In Tucson there is a river called the Rillito.
Thing is, it's a river without a river.
Up until a hundred or so years ago, the Rillito River ran year round, creating a lush riparian corridor for humans and wildlife in the desert.
But as with most natural things in Tucson, over time the river was exploited and drained, leaving a seemingly dry, riverless river in it's wake.
I've been told the Rillito still flows underground, but if you walk roughly a quarter mile from the banks in any direction, you'll likely find the dead remains of cottonwood trees and mesquites that thrived where once water had been plentiful.
So perhaps the river is more of an underground crick these days.
What I do know is occasional periods of flooding leaves behind an extended and eclectic debris field with some very interesting acoustic properties.
A couple of heavy floods in 1983 and 1993 altered the Rillito's course as they have done for thousands of years.
The only difference: Now homes and businesses lined the crumbling banks.
So concrete was poured along the banks to stop the erosion, which must have seemed like a good idea at the time, mostly to those in the concrete business.
Before reinforcement the banks of the Rillito would crumble, slowing the raging tide during periods of flooding, and allowing time for the abundant water to recharge the aquifer.
Today, while real estate is protected, the concrete banks act as a sluice, providing little resistance and causing the water to pass at an unnaturally accelerated pace.

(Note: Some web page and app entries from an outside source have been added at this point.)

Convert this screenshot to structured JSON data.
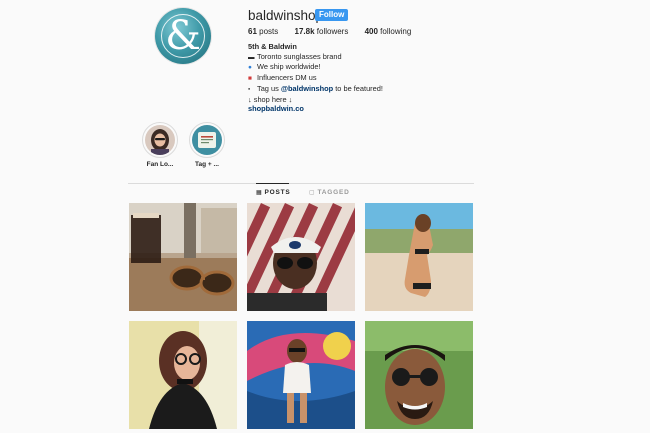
{
  "profile": {
    "username": "baldwinshop",
    "follow_label": "Follow",
    "avatar_glyph": "&",
    "stats": [
      {
        "value": "61",
        "label": "posts"
      },
      {
        "value": "17.8k",
        "label": "followers"
      },
      {
        "value": "400",
        "label": "following"
      }
    ],
    "bio": {
      "name": "5th & Baldwin",
      "line1_icon": "sunglasses-emoji",
      "line1": "Toronto sunglasses brand",
      "line2_icon": "globe-emoji",
      "line2": "We ship worldwide!",
      "line3_icon": "mailbox-emoji",
      "line3": "Influencers DM us",
      "line4_icon": "camera-emoji",
      "line4_pre": "Tag us ",
      "line4_mention": "@baldwinshop",
      "line4_post": " to be featured!",
      "line5": "↓ shop here ↓",
      "link": "shopbaldwin.co"
    }
  },
  "highlights": [
    {
      "label": "Fan Lo...",
      "icon": "woman-portrait"
    },
    {
      "label": "Tag + ...",
      "icon": "tag-graphic"
    }
  ],
  "tabs": [
    {
      "label": "POSTS",
      "icon": "grid-icon",
      "active": true
    },
    {
      "label": "TAGGED",
      "icon": "tag-icon",
      "active": false
    }
  ],
  "posts": [
    {
      "subject": "sunglasses-on-cafe-table"
    },
    {
      "subject": "man-with-cap-and-sunglasses"
    },
    {
      "subject": "woman-on-beach"
    },
    {
      "subject": "woman-with-round-glasses"
    },
    {
      "subject": "woman-at-graffiti-wall"
    },
    {
      "subject": "smiling-man-in-sunglasses"
    }
  ],
  "colors": {
    "accent": "#3897f0",
    "link": "#003569",
    "background": "#fafafa",
    "text": "#262626"
  }
}
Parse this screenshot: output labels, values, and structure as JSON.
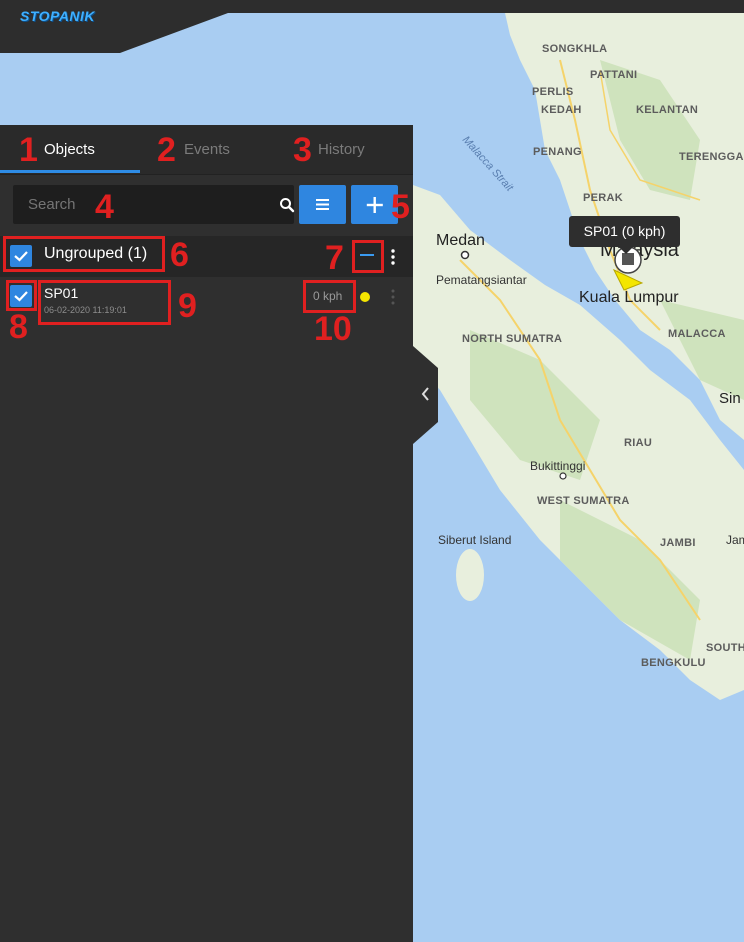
{
  "app": {
    "logo_text": "STOPANIK"
  },
  "tabs": [
    {
      "label": "Objects",
      "number": "1",
      "active": true
    },
    {
      "label": "Events",
      "number": "2",
      "active": false
    },
    {
      "label": "History",
      "number": "3",
      "active": false
    }
  ],
  "search": {
    "placeholder": "Search",
    "number": "4"
  },
  "toolbar": {
    "add_number": "5"
  },
  "group": {
    "label": "Ungrouped (1)",
    "number": "6",
    "collapse_number": "7",
    "checked": true
  },
  "object": {
    "name": "SP01",
    "timestamp": "06-02-2020 11:19:01",
    "speed": "0 kph",
    "checkbox_number": "8",
    "info_number": "9",
    "speed_number": "10",
    "status_color": "#f5e600",
    "checked": true
  },
  "map": {
    "tooltip": "SP01 (0 kph)",
    "regions": [
      "SONGKHLA",
      "PATTANI",
      "PERLIS",
      "KEDAH",
      "KELANTAN",
      "PENANG",
      "TERENGGANU",
      "PERAK",
      "NORTH SUMATRA",
      "MALACCA",
      "RIAU",
      "WEST SUMATRA",
      "JAMBI",
      "SOUTH",
      "BENGKULU"
    ],
    "cities": [
      "Medan",
      "Kuala Lumpur",
      "Malaysia"
    ],
    "towns": [
      "Pematangsiantar",
      "Bukittinggi",
      "Siberut Island",
      "Sin",
      "Jam"
    ],
    "sea": "Malacca Strait"
  },
  "colors": {
    "accent": "#2f86e0",
    "annotation": "#e02020",
    "panel_bg": "#2f2f2f",
    "water": "#a9cdf2",
    "land": "#e8efdd"
  },
  "icons": {
    "search": "search-icon",
    "list": "list-icon",
    "add": "plus-icon",
    "collapse": "minus-icon",
    "menu": "kebab-icon",
    "collapse_panel": "chevron-left-icon",
    "vehicle": "vehicle-marker-icon"
  }
}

Over the years homes, barns, cars, people, pets and an assortment of sundry items have been swept away during floods such as the one in 2006.
When the waters recede and the Rillito returns again to a state of riverlessness, objects appear, forlorn and sunken.
A fuel tank here.
Shopping carts there.
The tones this debris produces when played is interesting to me.
There is also a considerable amount of infrastructure to be explored from power poles with Aeolian wire tones to fantastic bridges with hollow steel supports.
There was even an opportunity to discuss experimental music with a fellow riverless river traveler.
So I've embarked on a project called Rillito River Sounding which consists of a series of recordings made by playing the river during times of drought and eventually during times of plenty.
These works are also being offered for a limited time as individual tracks or a complete collection and will be regularly updated as time and weather permits.
Till then stay tuned and in touch,